The man’s been called a control freak with a bullying management style, an authoritarian character who steps on his subordinates and plays to his superiors. He’s cleared off messy desks by throwing employees’ papers on the floor. Forbidden others from eating at their work stations.

Talking about John Bolton? No, President Bush’s nominee to serve as U.S. ambassador to the United Nation has his own anger management issues. Instead, meet Jim Rogers, Nevada’s newly selected higher education czar.


Pols have mixed reactions to new CCSN program

By Valerie Miller
Las Vegas Business Press

A trio of state legislators offered mixed reactions to a deal that will see the Community College of Southern Nevada funnel its graduates into a bachelor’s degree-granting program operated by a Denver-based Jesuit university. The deal linking the community college with Regis University is scheduled to begin this fall, transforming the two-year community college into a university-style institution, potentially pitting the community college against the state’s two major universities. .


Hope fading for end
to bank branch taxes

By Kevin Rademacher

In his first year as the head of the Nevada Bankers Association, Bill Uffelman was given a tough task -- turn back a series of taxes leveled against the state’s banks by the 2003 Legislature. With a month left in the 120-day session, the job hasn’t gotten any easier. At a recent Senate Finance Committee hearing, members announced that they would hear only spending reduction measures. That put the brakes on any opportunity to pitch the organization’s SB352. The measure would turn back a $7,000 annual per-branch excise fee and a 2 percent payroll tax.

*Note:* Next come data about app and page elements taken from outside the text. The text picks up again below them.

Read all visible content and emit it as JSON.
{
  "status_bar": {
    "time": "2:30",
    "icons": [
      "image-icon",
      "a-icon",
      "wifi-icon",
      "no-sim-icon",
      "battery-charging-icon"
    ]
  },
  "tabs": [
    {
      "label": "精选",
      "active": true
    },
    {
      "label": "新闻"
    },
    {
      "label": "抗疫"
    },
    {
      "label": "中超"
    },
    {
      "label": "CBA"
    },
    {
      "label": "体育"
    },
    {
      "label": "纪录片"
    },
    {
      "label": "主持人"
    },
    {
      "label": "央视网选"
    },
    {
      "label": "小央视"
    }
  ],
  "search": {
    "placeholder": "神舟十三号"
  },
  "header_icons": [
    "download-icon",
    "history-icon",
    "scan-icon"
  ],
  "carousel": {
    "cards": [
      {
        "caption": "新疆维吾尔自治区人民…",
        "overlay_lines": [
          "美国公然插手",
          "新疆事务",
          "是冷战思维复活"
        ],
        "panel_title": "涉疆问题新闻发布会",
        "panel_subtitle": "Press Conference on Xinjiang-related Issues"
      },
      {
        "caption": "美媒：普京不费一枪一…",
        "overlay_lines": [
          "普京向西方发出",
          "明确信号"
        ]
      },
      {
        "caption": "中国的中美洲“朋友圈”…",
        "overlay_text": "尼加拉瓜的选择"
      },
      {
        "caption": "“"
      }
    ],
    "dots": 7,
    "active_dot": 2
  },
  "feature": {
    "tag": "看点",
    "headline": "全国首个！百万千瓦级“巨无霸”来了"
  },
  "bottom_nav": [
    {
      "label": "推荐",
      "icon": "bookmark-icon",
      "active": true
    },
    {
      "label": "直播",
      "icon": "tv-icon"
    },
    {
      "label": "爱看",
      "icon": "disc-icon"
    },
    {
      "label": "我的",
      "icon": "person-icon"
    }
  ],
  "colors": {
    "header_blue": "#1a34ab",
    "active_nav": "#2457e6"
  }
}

73rd Session 



 Subscribe to BUSINESSNevada

Know a colleague who’d be interested? Forward BUSINESSNevada!